» GIVEN INFORMATION:
Segment Open
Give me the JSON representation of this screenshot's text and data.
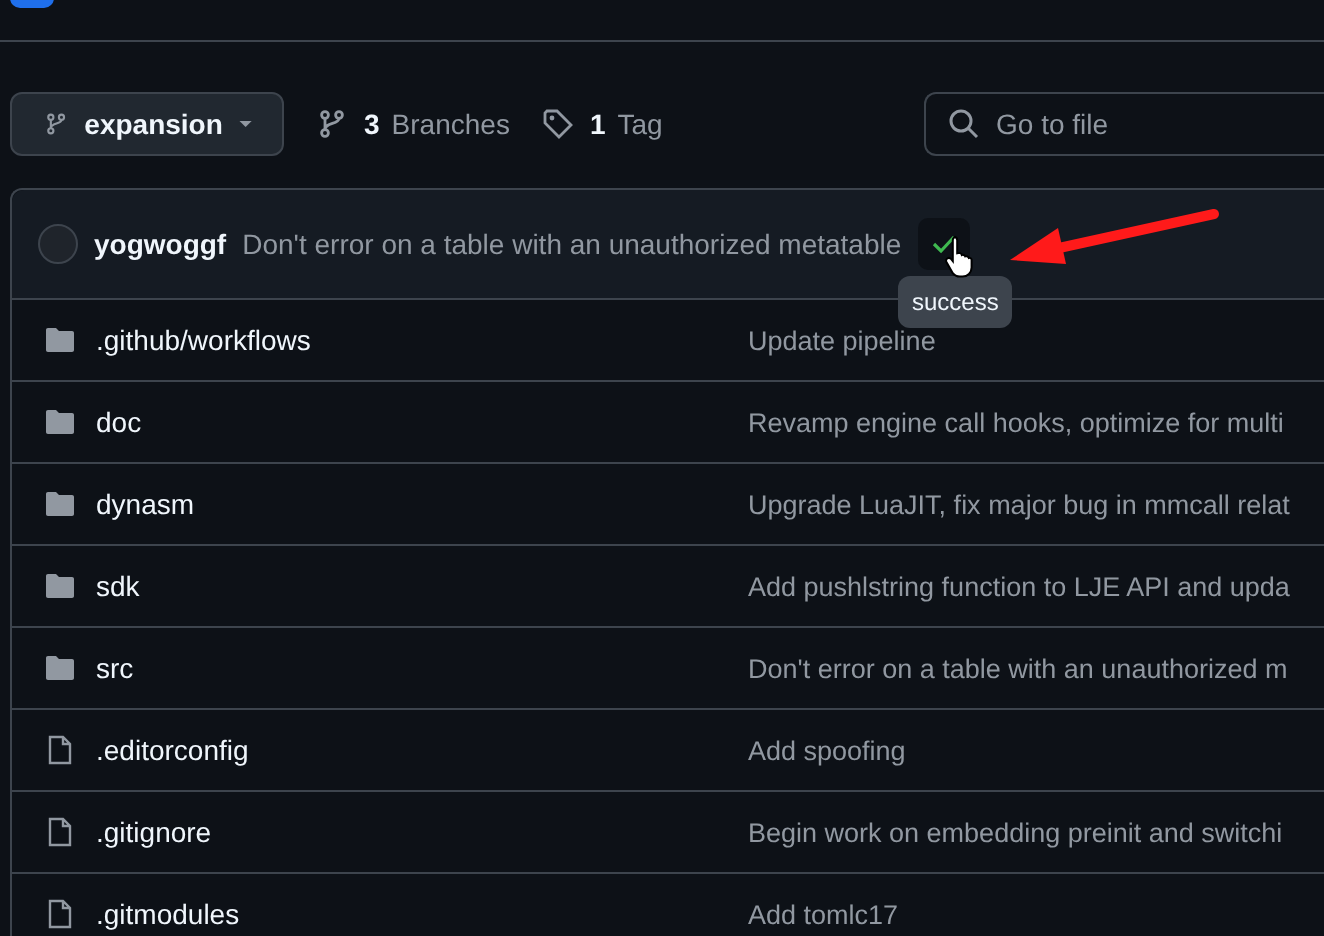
{
  "toolbar": {
    "branch": "expansion",
    "branch_count": "3",
    "branch_label": "Branches",
    "tag_count": "1",
    "tag_label": "Tag",
    "search": {
      "placeholder": "Go to file"
    }
  },
  "commit": {
    "author": "yogwoggf",
    "message": "Don't error on a table with an unauthorized metatable",
    "checks_passed": true,
    "tooltip": "success"
  },
  "files": [
    {
      "kind": "folder",
      "name": ".github/workflows",
      "message": "Update pipeline"
    },
    {
      "kind": "folder",
      "name": "doc",
      "message": "Revamp engine call hooks, optimize for multi"
    },
    {
      "kind": "folder",
      "name": "dynasm",
      "message": "Upgrade LuaJIT, fix major bug in mmcall relat"
    },
    {
      "kind": "folder",
      "name": "sdk",
      "message": "Add pushlstring function to LJE API and upda"
    },
    {
      "kind": "folder",
      "name": "src",
      "message": "Don't error on a table with an unauthorized m"
    },
    {
      "kind": "file",
      "name": ".editorconfig",
      "message": "Add spoofing"
    },
    {
      "kind": "file",
      "name": ".gitignore",
      "message": "Begin work on embedding preinit and switchi"
    },
    {
      "kind": "file",
      "name": ".gitmodules",
      "message": "Add tomlc17"
    }
  ]
}
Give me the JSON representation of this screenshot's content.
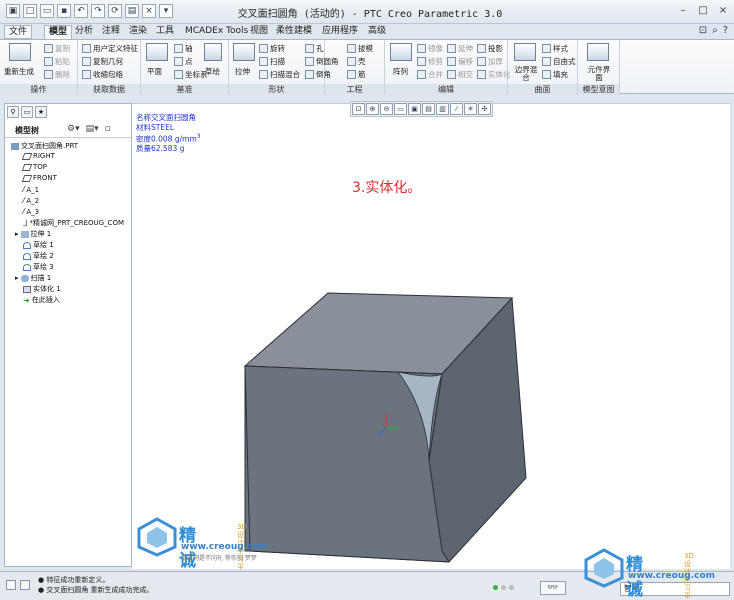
{
  "window": {
    "title": "交叉面扫圆角 (活动的) - PTC Creo Parametric 3.0"
  },
  "menu_tabs": [
    "文件",
    "模型",
    "分析",
    "注释",
    "渲染",
    "工具",
    "MCADEx Tools",
    "视图",
    "柔性建模",
    "应用程序",
    "高级"
  ],
  "active_tab": "模型",
  "ribbon": {
    "groups": [
      {
        "label": "操作",
        "items": [
          "重新生成",
          "复制",
          "粘贴",
          "删除"
        ]
      },
      {
        "label": "获取数据",
        "items": [
          "用户定义特征",
          "复制几何",
          "收缩包络"
        ]
      },
      {
        "label": "基准",
        "items": [
          "平面",
          "轴",
          "点",
          "坐标系",
          "草绘"
        ]
      },
      {
        "label": "形状",
        "items": [
          "拉伸",
          "旋转",
          "扫描",
          "扫描混合"
        ]
      },
      {
        "label": "工程",
        "items": [
          "孔",
          "倒圆角",
          "倒角",
          "拔模",
          "壳",
          "筋"
        ]
      },
      {
        "label": "编辑",
        "items": [
          "阵列",
          "镜像",
          "延伸",
          "投影",
          "修剪",
          "偏移",
          "加厚",
          "合并",
          "相交",
          "实体化"
        ]
      },
      {
        "label": "曲面",
        "items": [
          "边界混合",
          "样式",
          "自由式",
          "填充"
        ]
      },
      {
        "label": "模型意图",
        "items": [
          "元件界面"
        ]
      }
    ]
  },
  "model_tree": {
    "title": "模型树",
    "nodes": [
      {
        "label": "交叉面扫圆角.PRT",
        "level": 0,
        "icon": "part-icon"
      },
      {
        "label": "RIGHT",
        "level": 1,
        "icon": "datum-plane-icon"
      },
      {
        "label": "TOP",
        "level": 1,
        "icon": "datum-plane-icon"
      },
      {
        "label": "FRONT",
        "level": 1,
        "icon": "datum-plane-icon"
      },
      {
        "label": "A_1",
        "level": 1,
        "icon": "axis-icon"
      },
      {
        "label": "A_2",
        "level": 1,
        "icon": "axis-icon"
      },
      {
        "label": "A_3",
        "level": 1,
        "icon": "axis-icon"
      },
      {
        "label": "*精诚网_PRT_CREOUG_COM",
        "level": 1,
        "icon": "csys-icon"
      },
      {
        "label": "拉伸 1",
        "level": 1,
        "icon": "extrude-icon",
        "expandable": true
      },
      {
        "label": "草绘 1",
        "level": 1,
        "icon": "sketch-icon"
      },
      {
        "label": "草绘 2",
        "level": 1,
        "icon": "sketch-icon"
      },
      {
        "label": "草绘 3",
        "level": 1,
        "icon": "sketch-icon"
      },
      {
        "label": "扫描 1",
        "level": 1,
        "icon": "sweep-icon",
        "expandable": true
      },
      {
        "label": "实体化 1",
        "level": 1,
        "icon": "solidify-icon"
      },
      {
        "label": "在此插入",
        "level": 1,
        "icon": "insert-here-icon"
      }
    ]
  },
  "properties": {
    "name": "名称交叉面扫圆角",
    "material": "材料STEEL",
    "density": "密度0.008 g/mm",
    "density_exp": "3",
    "mass": "质量62.583 g"
  },
  "annotation": "3.实体化。",
  "status": {
    "messages": [
      "● 特征成功重新定义。",
      "● 交叉面扫圆角 重新生成成功完成。"
    ],
    "selection_filter": "智能"
  },
  "watermark": {
    "name": "精诚网",
    "sub_line1": "3D设计",
    "sub_line2": "学习平台",
    "url": "www.creoug.com",
    "slogan": "精诚网是不问礼 等你创 梦梦"
  }
}
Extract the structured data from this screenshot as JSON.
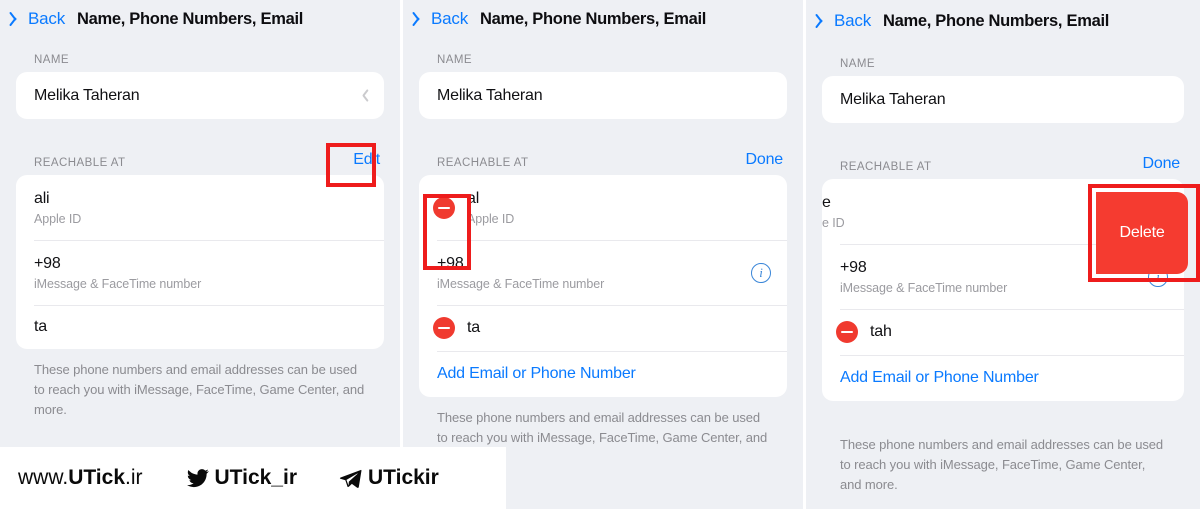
{
  "nav": {
    "back_label": "Back",
    "title": "Name, Phone Numbers, Email",
    "back_icon": "chevron-left-icon"
  },
  "colors": {
    "accent_blue": "#0a7aff",
    "destructive_red": "#f53b30",
    "annotation_red": "#ee1c1c",
    "background": "#eef0f4",
    "card": "#ffffff"
  },
  "sections": {
    "name_header": "NAME",
    "reachable_header": "REACHABLE AT",
    "name_value": "Melika Taheran",
    "edit_label": "Edit",
    "done_label": "Done",
    "add_label": "Add Email or Phone Number",
    "footnote": "These phone numbers and email addresses can be used to reach you with iMessage, FaceTime, Game Center, and more.",
    "delete_label": "Delete"
  },
  "panels": [
    {
      "id": "panel-1",
      "action_label": "Edit",
      "edit_mode": false,
      "rows": [
        {
          "title": "ali",
          "subtitle": "Apple ID",
          "accessory": "none",
          "has_minus": false
        },
        {
          "title": "+98",
          "subtitle": "iMessage & FaceTime number",
          "accessory": "none",
          "has_minus": false
        },
        {
          "title": "ta",
          "subtitle": "",
          "accessory": "none",
          "has_minus": false
        }
      ],
      "show_add_row": false,
      "annotation": "edit-button-highlight"
    },
    {
      "id": "panel-2",
      "action_label": "Done",
      "edit_mode": true,
      "rows": [
        {
          "title": "al",
          "subtitle": "Apple ID",
          "accessory": "none",
          "has_minus": true
        },
        {
          "title": "+98",
          "subtitle": "iMessage & FaceTime number",
          "accessory": "info",
          "has_minus": false
        },
        {
          "title": "ta",
          "subtitle": "",
          "accessory": "none",
          "has_minus": true
        }
      ],
      "show_add_row": true,
      "annotation": "minus-button-highlight"
    },
    {
      "id": "panel-3",
      "action_label": "Done",
      "edit_mode": true,
      "rows": [
        {
          "title": "e",
          "subtitle": "e ID",
          "accessory": "none",
          "has_minus": false
        },
        {
          "title": "+98 ",
          "subtitle": "iMessage & FaceTime number",
          "accessory": "info",
          "has_minus": false
        },
        {
          "title": "tah",
          "subtitle": "",
          "accessory": "none",
          "has_minus": true
        }
      ],
      "show_add_row": true,
      "annotation": "delete-button-highlight"
    }
  ],
  "watermark": {
    "site_prefix": "www.",
    "site_brand": "UTick",
    "site_suffix": ".ir",
    "twitter_handle": "UTick_ir",
    "telegram_handle": "UTickir",
    "twitter_icon": "twitter-bird-icon",
    "telegram_icon": "telegram-plane-icon"
  }
}
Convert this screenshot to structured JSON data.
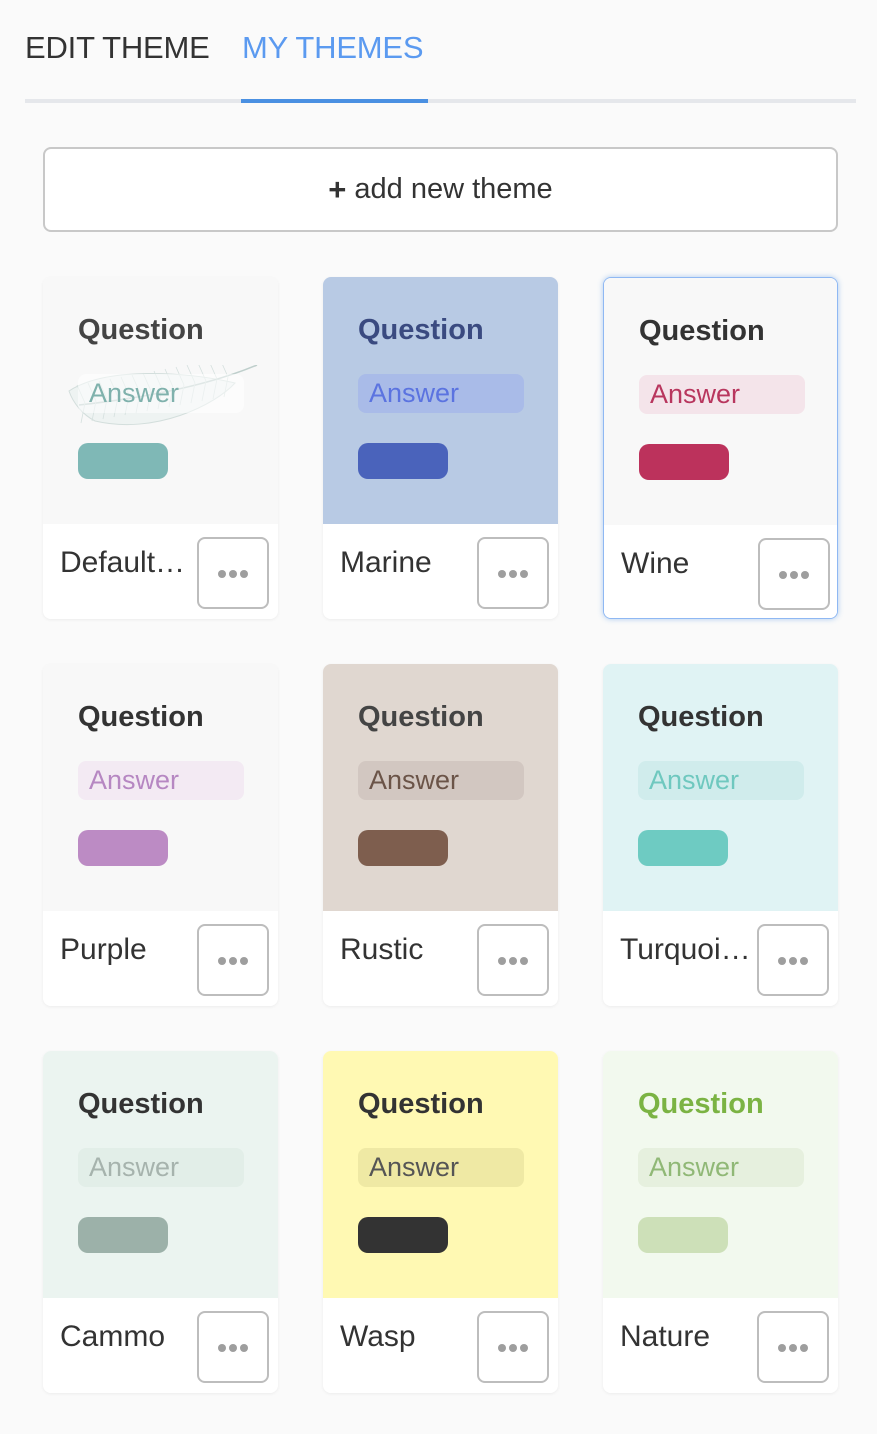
{
  "tabs": {
    "edit_theme": "EDIT THEME",
    "my_themes": "MY THEMES"
  },
  "add_button": {
    "plus": "+",
    "label": "add new theme"
  },
  "more_icon": "more-horizontal-icon",
  "themes": [
    {
      "name": "Default…",
      "question": "Question",
      "answer": "Answer",
      "colors": {
        "bg": "#f8f8f8",
        "question": "#444444",
        "answer_bg": "#ffffff",
        "answer_text": "#7fb1ac",
        "pill": "#7fb8b6"
      },
      "decoration": "feather-icon",
      "selected": false
    },
    {
      "name": "Marine",
      "question": "Question",
      "answer": "Answer",
      "colors": {
        "bg": "#b8cae4",
        "question": "#3a4a80",
        "answer_bg": "#a9bbe8",
        "answer_text": "#5b73e0",
        "pill": "#4a63bb"
      },
      "selected": false
    },
    {
      "name": "Wine",
      "question": "Question",
      "answer": "Answer",
      "colors": {
        "bg": "#f8f8f8",
        "question": "#333333",
        "answer_bg": "#f4e4ea",
        "answer_text": "#b8365e",
        "pill": "#bc325c"
      },
      "selected": true
    },
    {
      "name": "Purple",
      "question": "Question",
      "answer": "Answer",
      "colors": {
        "bg": "#f8f8f8",
        "question": "#333333",
        "answer_bg": "#f3eaf3",
        "answer_text": "#b687c2",
        "pill": "#bc8bc4"
      },
      "selected": false
    },
    {
      "name": "Rustic",
      "question": "Question",
      "answer": "Answer",
      "colors": {
        "bg": "#e0d7d0",
        "question": "#444444",
        "answer_bg": "#d2c7c1",
        "answer_text": "#6b5448",
        "pill": "#7e5e4e"
      },
      "selected": false
    },
    {
      "name": "Turquoi…",
      "question": "Question",
      "answer": "Answer",
      "colors": {
        "bg": "#e0f3f4",
        "question": "#333333",
        "answer_bg": "#d0ecec",
        "answer_text": "#6fc8bf",
        "pill": "#6ecbc2"
      },
      "selected": false
    },
    {
      "name": "Cammo",
      "question": "Question",
      "answer": "Answer",
      "colors": {
        "bg": "#ebf4f0",
        "question": "#333333",
        "answer_bg": "#e2eee8",
        "answer_text": "#a6b3ad",
        "pill": "#9cb1a9"
      },
      "selected": false
    },
    {
      "name": "Wasp",
      "question": "Question",
      "answer": "Answer",
      "colors": {
        "bg": "#fff9b3",
        "question": "#333333",
        "answer_bg": "#efe9a4",
        "answer_text": "#555555",
        "pill": "#333333"
      },
      "selected": false
    },
    {
      "name": "Nature",
      "question": "Question",
      "answer": "Answer",
      "colors": {
        "bg": "#f2f9ee",
        "question": "#7bb343",
        "answer_bg": "#e6f0de",
        "answer_text": "#90b876",
        "pill": "#cde0b8"
      },
      "selected": false
    }
  ]
}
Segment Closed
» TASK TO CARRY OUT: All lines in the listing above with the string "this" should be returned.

» FINAL ANSWER:
Give me the JSON representation of this screenshot's text and data.
Give me the JSON representation of this screenshot's content.
Extract the structured data from this screenshot as JSON.
Convert this screenshot to structured JSON data.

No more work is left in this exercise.